Letter to the Editor
Why have our Christian leaders decided to be political? Instead of helping this country come together under the umbrella of Christ’s love, we are endorsing political candidates, praying to God for one candidate and not the other, and spreading fear of what will happen if the “other” candidate gets elected.
What happened to uniting all people under God? What happened to our calling to spread the good news to all peoples and making them disciples of Christ? We seem to be more focused on making disciples of particular political parties.

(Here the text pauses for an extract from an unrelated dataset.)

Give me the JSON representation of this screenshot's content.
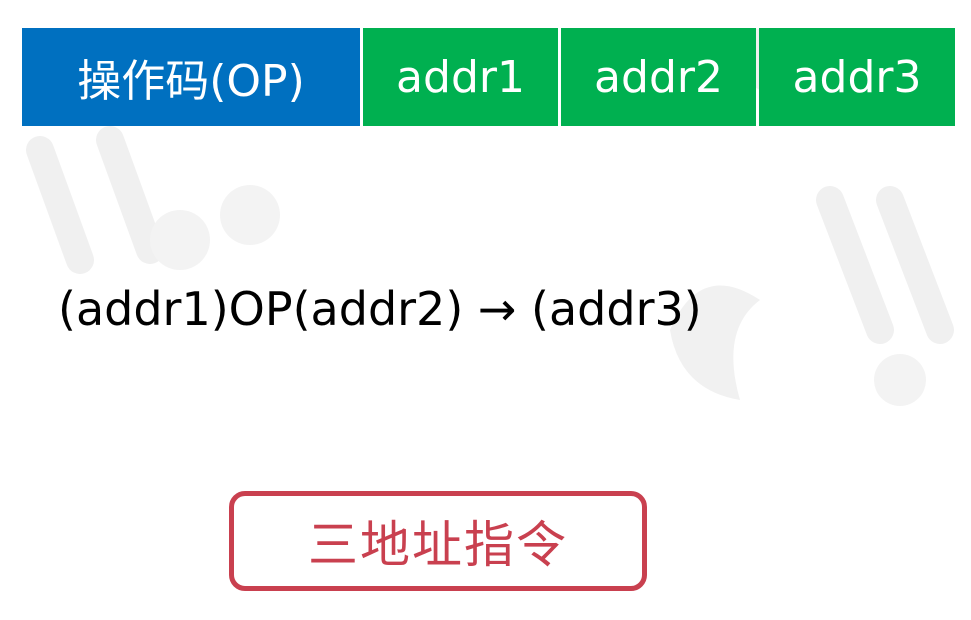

Our Christian leaders whine that the church’s tax-free status is under fire, refusing to recognize that we have done harm to that status by endorsing candidates and turning the pulpit into a prop for fundraising for political candidates. I’m not denying the right, or the sense it makes, for political candidates to attend local churches in hopes of garnering support. I’m speaking of our pastors, who are endorsing candidates during their sermons, who are spreading fear of the “other” political party, who are spreading unsubstantiated warning of what terrible things will happen if one person is elected instead of the other. All this is occurring from the pulpit. All of this is occurring during sermons, during Bible studies. And our leaders, who we trust are in harmony with our Lord and Savior, are speaking from positions of the authority given to them by God. Is that what God is truly telling them to talk about?
What happened to warning me about the consequences of a life without Jesus Christ? What happened to reminding me that God is in charge of who’s in charge? What happened to reminding me that the end times are coming and things are going to get crazy, but my God never changes and loves me? Jesus himself dined and socialized with the poor, the outcasts, those deemed unworthy by the Christian leaders of the time. Jesus scolded the religious leaders for being so involved with the politics of the time and losing their focus on what they were supposed to be doing: Telling those around them about God.
Perhaps we as Christians need to remind our religious leaders that the love of God does not differentiate between political parties. It’s time for our leaders to stop focusing on bringing undecided voters to a political party and refocus on bring more lost souls into the family of Christ.
Robert Rogers, Escondido, Calif.